Burger: Eat it right side up or upside down?
If that’s your response, right away I know you have a problem with this concept. Or, possibly, you line up with my wife, Carol, who thinks I’m a bit eccentric when it comes to some things, among them being that proper consumption of a burger—or a sandwich, for that matter—is to eat it right side up, that is, holding it so that the bottom half of the bun is on the bottom and the top half of the bun on the top.
Eating it otherwise is to eat it upside down and thereby eating it in the wrong manner. How crass! Besides, if eaten upside down, the burger or sandwich likely will not have the same flavor as when eaten properly, which is right side up.
For those of you who know this, what I’ve said is perfectly clear and sensible. You readily accept and understand that when burgers and sandwiches were invented the intention was that they be eaten right side up. I think that was written in stone; you just have to find the right cave wall to see it for yourself.
However, those of you who, like my wife, shrug your shoulders, affix a smirk on your face, and mutter some off-handed comment like, “Well, whatever…,” it’s time to sink your teeth into a little burger-and-sandwich enlightenment. Some of this will be self-evident or simply stating the obvious, but that doesn’t take away from the validity of the truth being here presented.
With burgers, the first necessity is the bun. Of course, you know that a bun has a top and a bottom. The bottom is the flat portion, and the rounded part is the top. When the bun is sliced and separated into two parts, the bottom is the portion with the flat side. Actually, the bottom now has two flat sides, the one created in the baking of the bun and the one created when the bun was severed into two parts. The baked bottom flat side remains the bottom of the burger, and the new flat side of the bottom bun portion becomes a key part of the inside of the bun and a foundation on which the inside of the burger is built. Is that clear? If not, perhaps reading it again more slowly will help.
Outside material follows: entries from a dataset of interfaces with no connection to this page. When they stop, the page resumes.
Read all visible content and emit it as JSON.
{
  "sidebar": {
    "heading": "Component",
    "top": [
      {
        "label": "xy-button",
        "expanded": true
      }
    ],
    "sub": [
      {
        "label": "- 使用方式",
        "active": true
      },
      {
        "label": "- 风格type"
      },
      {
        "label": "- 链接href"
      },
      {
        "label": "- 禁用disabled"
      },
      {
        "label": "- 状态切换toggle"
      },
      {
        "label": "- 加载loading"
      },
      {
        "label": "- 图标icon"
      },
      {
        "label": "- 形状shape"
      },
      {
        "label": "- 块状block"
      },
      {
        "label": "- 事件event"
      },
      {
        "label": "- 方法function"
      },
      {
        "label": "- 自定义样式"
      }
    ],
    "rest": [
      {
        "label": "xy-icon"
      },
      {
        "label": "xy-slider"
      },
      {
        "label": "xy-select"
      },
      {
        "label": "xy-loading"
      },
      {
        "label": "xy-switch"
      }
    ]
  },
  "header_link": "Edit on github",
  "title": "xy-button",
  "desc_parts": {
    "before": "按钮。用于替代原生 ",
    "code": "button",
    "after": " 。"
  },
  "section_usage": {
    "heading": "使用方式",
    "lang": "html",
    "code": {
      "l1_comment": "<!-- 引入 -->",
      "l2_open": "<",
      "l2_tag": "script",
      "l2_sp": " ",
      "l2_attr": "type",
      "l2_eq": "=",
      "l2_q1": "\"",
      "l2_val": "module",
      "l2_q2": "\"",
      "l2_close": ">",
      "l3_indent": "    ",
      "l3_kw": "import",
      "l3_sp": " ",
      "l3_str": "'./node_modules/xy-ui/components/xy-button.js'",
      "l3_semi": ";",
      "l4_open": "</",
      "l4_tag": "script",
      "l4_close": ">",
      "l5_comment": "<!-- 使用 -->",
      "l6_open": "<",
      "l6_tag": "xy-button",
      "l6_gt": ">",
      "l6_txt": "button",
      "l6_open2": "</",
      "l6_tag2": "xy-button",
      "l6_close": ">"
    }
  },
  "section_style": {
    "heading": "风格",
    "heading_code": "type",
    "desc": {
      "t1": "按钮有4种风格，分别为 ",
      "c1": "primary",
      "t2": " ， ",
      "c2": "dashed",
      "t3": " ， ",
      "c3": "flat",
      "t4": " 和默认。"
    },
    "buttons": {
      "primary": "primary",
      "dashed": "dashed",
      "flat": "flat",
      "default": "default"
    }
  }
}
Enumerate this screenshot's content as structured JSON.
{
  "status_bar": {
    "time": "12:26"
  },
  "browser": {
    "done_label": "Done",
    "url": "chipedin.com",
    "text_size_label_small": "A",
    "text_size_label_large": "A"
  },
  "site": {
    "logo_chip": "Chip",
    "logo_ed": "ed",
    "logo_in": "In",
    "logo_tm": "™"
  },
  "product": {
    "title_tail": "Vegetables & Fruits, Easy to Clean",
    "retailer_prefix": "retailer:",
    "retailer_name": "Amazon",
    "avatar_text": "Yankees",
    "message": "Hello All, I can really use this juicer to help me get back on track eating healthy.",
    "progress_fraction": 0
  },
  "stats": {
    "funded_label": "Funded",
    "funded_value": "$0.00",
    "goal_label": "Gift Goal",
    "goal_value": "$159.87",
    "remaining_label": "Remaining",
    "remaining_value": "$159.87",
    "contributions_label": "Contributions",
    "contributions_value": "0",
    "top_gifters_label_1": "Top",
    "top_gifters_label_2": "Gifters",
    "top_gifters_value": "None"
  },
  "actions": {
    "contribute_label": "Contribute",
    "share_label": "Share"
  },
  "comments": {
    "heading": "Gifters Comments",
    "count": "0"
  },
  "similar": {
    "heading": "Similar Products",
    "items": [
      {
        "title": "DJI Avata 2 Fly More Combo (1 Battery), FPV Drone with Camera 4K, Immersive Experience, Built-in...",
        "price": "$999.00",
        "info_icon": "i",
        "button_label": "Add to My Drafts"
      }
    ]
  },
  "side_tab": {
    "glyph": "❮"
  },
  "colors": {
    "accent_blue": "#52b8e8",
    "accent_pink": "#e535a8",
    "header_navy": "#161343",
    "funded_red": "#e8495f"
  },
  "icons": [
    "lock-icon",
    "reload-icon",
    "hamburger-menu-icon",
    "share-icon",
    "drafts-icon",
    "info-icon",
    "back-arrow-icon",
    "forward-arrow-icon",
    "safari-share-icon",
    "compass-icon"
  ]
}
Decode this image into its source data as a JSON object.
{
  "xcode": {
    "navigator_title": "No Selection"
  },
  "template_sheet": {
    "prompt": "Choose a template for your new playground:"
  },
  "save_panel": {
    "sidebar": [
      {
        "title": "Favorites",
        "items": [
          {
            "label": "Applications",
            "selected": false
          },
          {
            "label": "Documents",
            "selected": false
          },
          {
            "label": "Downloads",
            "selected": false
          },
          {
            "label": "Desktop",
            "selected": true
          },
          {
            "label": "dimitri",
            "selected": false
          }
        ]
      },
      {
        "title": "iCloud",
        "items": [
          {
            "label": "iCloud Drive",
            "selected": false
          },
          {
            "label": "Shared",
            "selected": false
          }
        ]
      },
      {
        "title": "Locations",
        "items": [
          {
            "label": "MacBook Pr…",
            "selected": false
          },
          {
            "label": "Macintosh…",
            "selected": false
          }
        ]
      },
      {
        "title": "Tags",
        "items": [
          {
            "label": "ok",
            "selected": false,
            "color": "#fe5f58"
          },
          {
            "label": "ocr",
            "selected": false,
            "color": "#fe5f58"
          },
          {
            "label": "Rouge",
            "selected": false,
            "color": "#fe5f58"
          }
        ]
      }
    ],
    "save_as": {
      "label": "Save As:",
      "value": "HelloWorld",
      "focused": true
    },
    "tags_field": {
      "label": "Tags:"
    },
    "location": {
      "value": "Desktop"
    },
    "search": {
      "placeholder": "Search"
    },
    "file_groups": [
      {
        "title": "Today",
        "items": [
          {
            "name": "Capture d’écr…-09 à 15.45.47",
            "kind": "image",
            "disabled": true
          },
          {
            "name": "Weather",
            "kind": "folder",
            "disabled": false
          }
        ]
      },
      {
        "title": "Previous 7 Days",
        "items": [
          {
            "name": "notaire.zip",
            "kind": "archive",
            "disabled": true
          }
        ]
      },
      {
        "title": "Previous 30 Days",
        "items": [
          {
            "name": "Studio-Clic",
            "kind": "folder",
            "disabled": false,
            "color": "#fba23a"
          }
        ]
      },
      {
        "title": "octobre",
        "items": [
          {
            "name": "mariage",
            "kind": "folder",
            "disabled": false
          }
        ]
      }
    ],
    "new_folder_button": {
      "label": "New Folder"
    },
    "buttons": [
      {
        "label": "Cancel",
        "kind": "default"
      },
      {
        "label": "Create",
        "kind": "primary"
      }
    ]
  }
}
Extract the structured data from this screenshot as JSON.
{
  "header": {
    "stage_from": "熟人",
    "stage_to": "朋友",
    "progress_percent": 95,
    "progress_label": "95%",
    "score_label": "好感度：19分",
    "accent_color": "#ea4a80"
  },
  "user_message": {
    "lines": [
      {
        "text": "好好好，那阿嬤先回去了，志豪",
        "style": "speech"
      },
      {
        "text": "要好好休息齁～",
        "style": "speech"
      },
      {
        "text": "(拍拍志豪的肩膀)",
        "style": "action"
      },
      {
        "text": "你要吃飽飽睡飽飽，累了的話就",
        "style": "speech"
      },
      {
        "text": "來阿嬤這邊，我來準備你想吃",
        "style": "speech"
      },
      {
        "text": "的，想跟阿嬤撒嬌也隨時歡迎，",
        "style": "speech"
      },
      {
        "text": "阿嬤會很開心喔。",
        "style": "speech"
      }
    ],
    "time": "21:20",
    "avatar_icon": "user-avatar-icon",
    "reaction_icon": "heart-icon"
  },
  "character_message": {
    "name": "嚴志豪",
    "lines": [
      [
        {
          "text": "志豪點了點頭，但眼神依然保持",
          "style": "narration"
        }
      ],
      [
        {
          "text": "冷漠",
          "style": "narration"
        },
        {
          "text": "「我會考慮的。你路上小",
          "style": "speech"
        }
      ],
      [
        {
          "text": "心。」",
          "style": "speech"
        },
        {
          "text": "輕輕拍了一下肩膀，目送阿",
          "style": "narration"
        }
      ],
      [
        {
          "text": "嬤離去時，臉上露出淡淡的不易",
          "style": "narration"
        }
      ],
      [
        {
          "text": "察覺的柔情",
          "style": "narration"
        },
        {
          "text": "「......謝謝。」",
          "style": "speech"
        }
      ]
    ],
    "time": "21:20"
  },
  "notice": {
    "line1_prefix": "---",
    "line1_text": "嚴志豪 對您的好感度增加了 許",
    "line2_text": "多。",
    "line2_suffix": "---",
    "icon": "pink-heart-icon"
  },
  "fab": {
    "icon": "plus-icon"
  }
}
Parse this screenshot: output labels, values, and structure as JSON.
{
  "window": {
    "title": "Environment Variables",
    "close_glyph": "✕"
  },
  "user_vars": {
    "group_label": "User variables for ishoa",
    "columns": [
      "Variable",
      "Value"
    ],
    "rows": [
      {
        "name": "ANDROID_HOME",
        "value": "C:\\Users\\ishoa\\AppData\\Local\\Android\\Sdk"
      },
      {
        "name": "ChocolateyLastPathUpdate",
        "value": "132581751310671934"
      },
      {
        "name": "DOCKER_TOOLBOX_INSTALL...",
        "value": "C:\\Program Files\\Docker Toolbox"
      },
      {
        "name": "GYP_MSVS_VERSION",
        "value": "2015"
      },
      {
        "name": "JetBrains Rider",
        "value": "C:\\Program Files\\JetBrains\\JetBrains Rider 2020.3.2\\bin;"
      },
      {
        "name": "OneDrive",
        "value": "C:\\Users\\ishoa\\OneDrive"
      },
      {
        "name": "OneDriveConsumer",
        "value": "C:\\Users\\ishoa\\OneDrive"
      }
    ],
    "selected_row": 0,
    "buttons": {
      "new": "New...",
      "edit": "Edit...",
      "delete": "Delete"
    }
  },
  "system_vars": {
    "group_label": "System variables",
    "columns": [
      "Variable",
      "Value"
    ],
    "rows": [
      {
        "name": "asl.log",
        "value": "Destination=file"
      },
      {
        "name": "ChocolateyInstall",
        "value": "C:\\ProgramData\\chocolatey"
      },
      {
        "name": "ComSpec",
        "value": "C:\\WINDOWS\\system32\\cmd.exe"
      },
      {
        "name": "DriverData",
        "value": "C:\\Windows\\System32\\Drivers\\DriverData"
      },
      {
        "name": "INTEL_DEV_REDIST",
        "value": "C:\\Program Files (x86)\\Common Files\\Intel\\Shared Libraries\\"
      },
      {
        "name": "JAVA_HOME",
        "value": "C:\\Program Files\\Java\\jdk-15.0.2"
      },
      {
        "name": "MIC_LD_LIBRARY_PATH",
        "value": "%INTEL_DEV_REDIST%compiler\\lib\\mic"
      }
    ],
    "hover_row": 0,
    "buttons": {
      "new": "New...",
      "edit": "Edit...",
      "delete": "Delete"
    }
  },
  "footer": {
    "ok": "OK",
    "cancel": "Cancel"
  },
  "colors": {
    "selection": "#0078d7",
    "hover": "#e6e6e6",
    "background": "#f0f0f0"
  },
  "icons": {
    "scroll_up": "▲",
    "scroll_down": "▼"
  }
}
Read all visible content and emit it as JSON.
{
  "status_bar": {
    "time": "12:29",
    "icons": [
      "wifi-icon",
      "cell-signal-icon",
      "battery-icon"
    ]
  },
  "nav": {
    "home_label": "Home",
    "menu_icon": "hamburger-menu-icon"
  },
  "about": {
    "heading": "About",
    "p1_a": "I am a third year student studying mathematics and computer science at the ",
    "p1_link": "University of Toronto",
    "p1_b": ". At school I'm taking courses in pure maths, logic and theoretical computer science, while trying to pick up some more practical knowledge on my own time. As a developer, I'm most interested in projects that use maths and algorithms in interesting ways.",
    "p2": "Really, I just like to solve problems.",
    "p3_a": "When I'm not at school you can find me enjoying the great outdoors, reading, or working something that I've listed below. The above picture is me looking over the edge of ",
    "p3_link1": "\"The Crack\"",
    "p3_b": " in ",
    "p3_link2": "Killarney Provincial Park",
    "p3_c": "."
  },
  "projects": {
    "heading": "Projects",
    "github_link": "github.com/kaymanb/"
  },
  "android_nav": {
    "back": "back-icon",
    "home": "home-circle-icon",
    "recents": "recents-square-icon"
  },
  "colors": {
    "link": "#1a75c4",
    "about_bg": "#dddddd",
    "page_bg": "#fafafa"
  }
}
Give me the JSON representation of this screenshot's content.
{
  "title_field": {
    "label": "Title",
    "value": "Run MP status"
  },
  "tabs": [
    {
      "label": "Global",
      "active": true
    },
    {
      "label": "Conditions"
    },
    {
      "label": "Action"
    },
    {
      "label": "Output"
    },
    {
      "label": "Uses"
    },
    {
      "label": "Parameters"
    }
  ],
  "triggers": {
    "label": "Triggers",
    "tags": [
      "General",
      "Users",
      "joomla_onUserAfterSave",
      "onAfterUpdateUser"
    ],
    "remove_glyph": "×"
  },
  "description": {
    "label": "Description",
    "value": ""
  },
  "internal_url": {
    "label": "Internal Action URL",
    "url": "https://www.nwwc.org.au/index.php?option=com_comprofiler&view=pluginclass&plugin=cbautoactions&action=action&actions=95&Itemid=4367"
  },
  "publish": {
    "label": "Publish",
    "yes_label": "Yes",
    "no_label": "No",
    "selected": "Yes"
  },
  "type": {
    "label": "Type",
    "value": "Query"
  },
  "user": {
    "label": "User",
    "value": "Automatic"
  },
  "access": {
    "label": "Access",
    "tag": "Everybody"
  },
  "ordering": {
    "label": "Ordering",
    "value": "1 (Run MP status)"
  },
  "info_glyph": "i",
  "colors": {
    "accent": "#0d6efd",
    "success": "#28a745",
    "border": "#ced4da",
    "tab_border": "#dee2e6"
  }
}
The severed portion of the bun that was the rounded part before the bun was sliced is the top. Of course, it now has a flat side, which is the bottom part of the top half of the bun and is key to topping off the top of the burger when the insides are in place. Clear? If not, repeat instructions above.
A sandwich, like a burger, has a top and a bottom, a truism that some of you may never have thought about. Whereas the initial form of a bun makes the top and bottom clear, the same is not true for a sandwich—at least, not for sandwiches made with two slices of bread rather than on a bun, as is sometimes the case in a restaurant. For a sandwich made with two slices of bread, the top and bottom are determined by the sandwich maker, who has the right to designate which slice is the top and which the bottom. From there, though, top and bottom become critically important.
Not only are burgers and sandwiches intended to be eaten right side up and not upside down, they are to be made with the meat—burger patty, sliced turkey or chicken, tuna salad, whatever—placed on the bottom bun portion or bottom slice, not on the top. If cheese is a component, it goes on top of the meat. Then come the other ingredients: onion (a necessity for any real burger or sandwich), tomato, pickle, and lettuce.
When those are in place, the top half of the bun or the top slice of bread is placed on top, and the burger/sandwich is ready to eat. Notice, at this point the burger or sandwich is right side up, the natural order. One then picks up the burger or sandwich maintaining its right-side-up status and eats.
Obviously, that’s the proper and intended order of building and pattern for eating burgers and sandwiches. Why would one be considered eccentric for holding to a firm conviction that this is the intended manner of eating these two life staples?